Sunday night was typical. I was reading by flashlight in bed, listening to the sounds of everyone in my compound settling in for the night. Two of my older brothers were laughing and talking in the fale to my left.
I could hear the quiet voices of the younger kids from the fale to my right. They were whispering and giggling. Sisters, brothers and cousins, all happy to be together. They are together all day at school. They do chores together. They play together for hours. They laugh, they cry, they fight, but mostly, they laugh.
People are close here. Physically and emotionally. I’ve talked to a couple of Samoan friends who’ve lived overseas. They say sometimes they feel like a palagi and just need some “me time” but that’s not fa’asamoa. Mostly, though, like others raised in this culture, they find being constantly surrounded by extended family to be comforting.
I asked one brother who could sleep with people talking next to him. He looked at me in surprise. “It makes me feel safe. How can you fall asleep when you’re alone and it’s so quiet?”

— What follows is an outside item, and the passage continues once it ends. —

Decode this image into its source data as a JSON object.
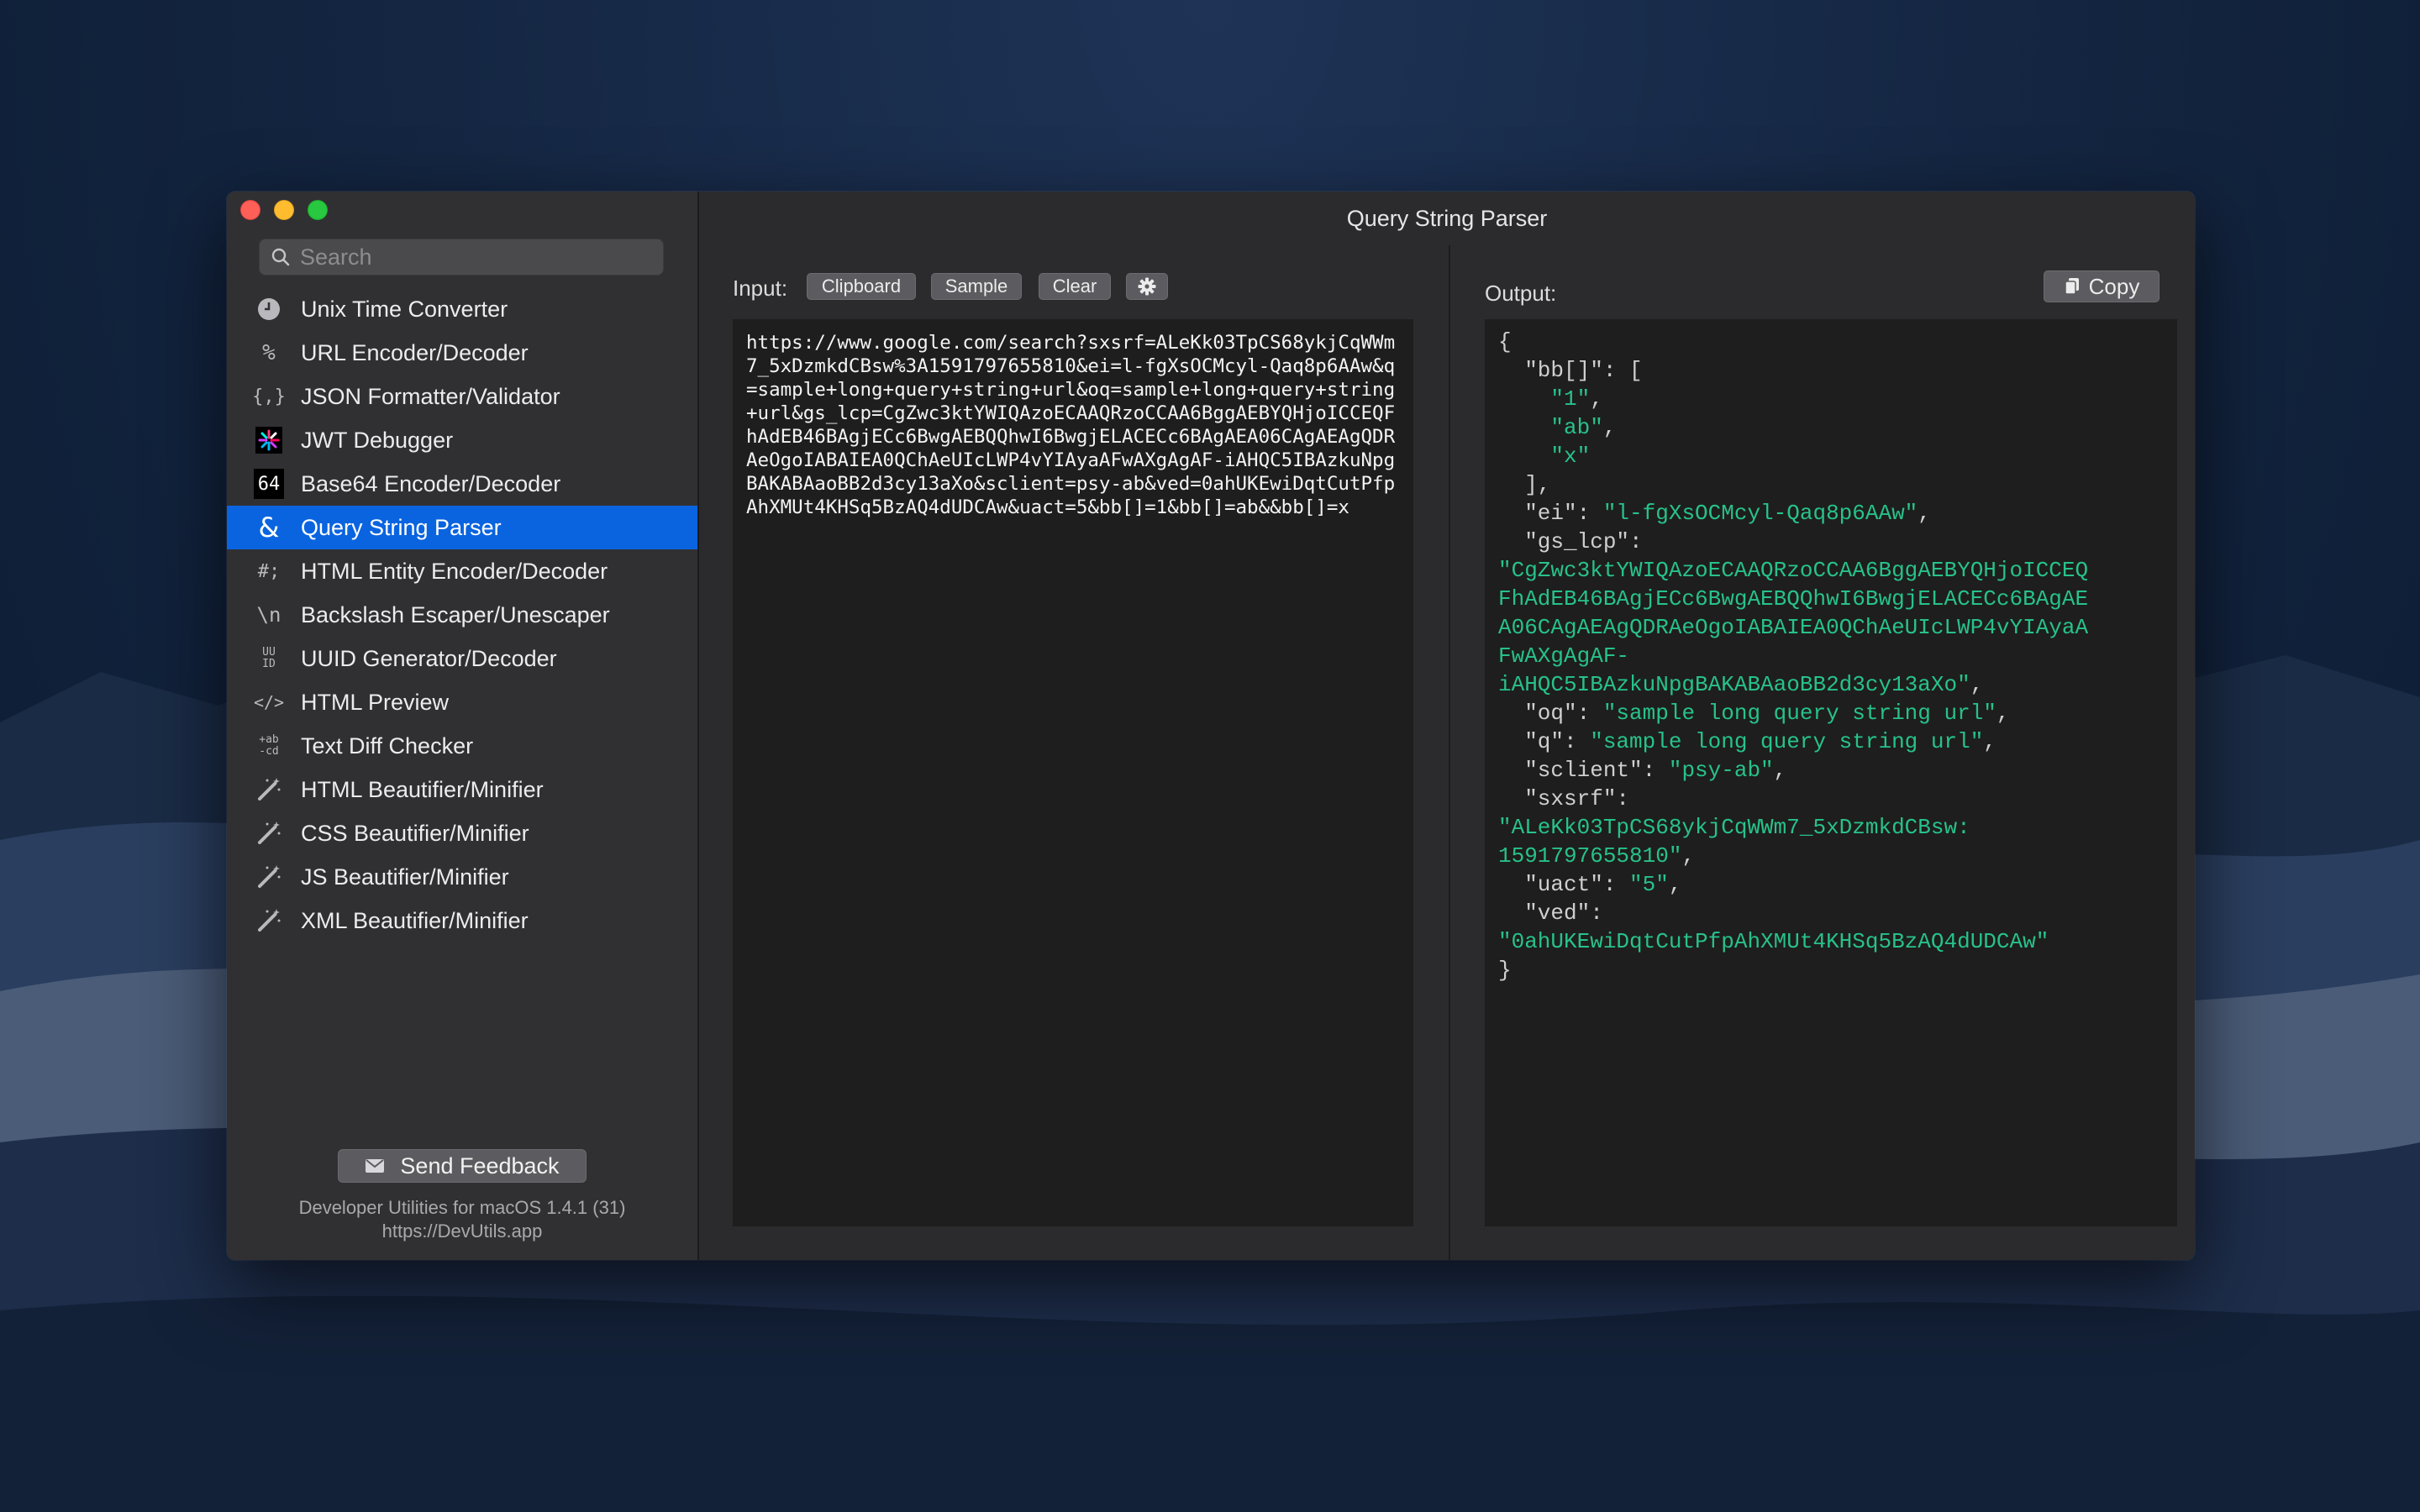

They say that the cultural adjustment coming back from Peace Corps service is harder than the initial adjustment to a new country. I know that I’ll miss falling asleep to the steady low sound of the waves and the sweet happy sound of children whispering.